Before I go into detail on Program Design and how to improve your Pull-Up performance, I want to make sure you know the best way to perform a Pull-Up. You probably already know, that Pull-Ups are performed with an “Over-Hand Grip,” where your knuckles face you, as opposed to the Chin-Up, where your palms face you.
Understand first and foremost, your Latissimus Dorsi (Lats) and your upper back muscles should be the focus and NOT your arms. Most beginners think about pulling the bar to their shoulders. This will put their focus on the Brachialis, the muscle under the Biceps Brachii. Both are muscles of the upper arm that cannot generate anywhere near the total force production of the Lats and other back muscles.
To focus on the back muscles, think about driving your elbows down. You can also increase the leverage of the back by changing your body position. Instead of being a straight hang, curve your body forward so your torso-hips-legs form a “C.” Grab the bar with an overhand grip, slightly wider than shoulder width apart.
While most fitness tests require you to get your chin above the bar, instead you will focus on touching your upper chest to the bar.
In training, on the way up (Concentric Contraction) exhale and take 2 seconds to complete the Pull-Up. Going down (Eccentric Contraction) inhale, 4 seconds. When you want to test yourself, you can go as fast as you like, but the 2-4 system is more effective at gaining strength.

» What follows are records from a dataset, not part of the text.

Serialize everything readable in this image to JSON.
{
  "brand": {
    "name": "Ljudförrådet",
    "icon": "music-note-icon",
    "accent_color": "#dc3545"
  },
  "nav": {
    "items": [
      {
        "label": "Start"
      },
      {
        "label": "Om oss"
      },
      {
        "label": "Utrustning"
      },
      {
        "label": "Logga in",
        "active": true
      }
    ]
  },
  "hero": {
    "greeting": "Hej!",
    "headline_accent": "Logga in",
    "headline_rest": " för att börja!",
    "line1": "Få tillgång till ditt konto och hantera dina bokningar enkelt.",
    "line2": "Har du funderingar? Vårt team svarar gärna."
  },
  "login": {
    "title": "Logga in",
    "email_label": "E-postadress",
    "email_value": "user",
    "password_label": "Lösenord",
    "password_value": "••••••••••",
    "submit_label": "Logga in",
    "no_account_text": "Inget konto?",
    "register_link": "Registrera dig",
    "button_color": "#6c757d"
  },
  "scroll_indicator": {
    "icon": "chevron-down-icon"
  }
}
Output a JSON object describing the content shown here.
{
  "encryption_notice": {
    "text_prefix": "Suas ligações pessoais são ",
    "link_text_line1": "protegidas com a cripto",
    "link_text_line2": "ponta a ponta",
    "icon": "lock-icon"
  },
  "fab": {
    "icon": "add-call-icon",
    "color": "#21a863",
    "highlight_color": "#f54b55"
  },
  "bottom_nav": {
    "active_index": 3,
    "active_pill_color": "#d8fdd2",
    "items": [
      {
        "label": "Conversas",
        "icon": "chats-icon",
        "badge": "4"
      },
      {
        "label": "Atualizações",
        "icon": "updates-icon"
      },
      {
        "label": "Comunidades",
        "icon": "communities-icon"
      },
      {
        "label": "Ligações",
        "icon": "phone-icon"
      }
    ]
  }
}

For Program Design, start with the F.I.T.T. Principle
Principle: Frequency, Intensity, Time & Type
Frequency: 3 Days/Week (a day of rest between, i.e. M,W,F or Tu,Th,Sa)
Intensity: Start with one or two Warm-Up Sets of 15 Reps Lat Pull Downs to the Front (Work Sets are performed with Body Weight).
Time: Week One: One sets of “As Many As Possible”
Week Two: Two sets of “As Many As Possible”
Week Three: Three sets of “As Many As Possible”
Week Four: Four sets of “As Many As Possible”
(All of the above: 4 minute Rest Interval (RI)
Week Five: Four sets of “As Many As Possible” RI: 3.5 minutes
Week Six: Four sets of “As Many As Possible” RI: 3.0 minutes
Week Seven: Four sets of “As Many As Possible” RI: 2.5 minutes
Week Eight: Four sets of “As Many As Possible” RI: 2.0 minutes
Test again after Week Eight. If you want to continue to improve, change your Program Design (Type) to any of the following:
Eccentric Training (Need to Add Load), Forced Reps (Need a Spotter), Weight Belt to add to weight (Increasing Load), or you can use any other Program Design listed in your IFPA Personal Training Manual “The Book on Personal Training.”
Don’t neglect your other muscle groups since symmetry is important for optimal performance.
I also suggest you use the “Priority System” which means you will do your Pull-Up Routine first in your workout.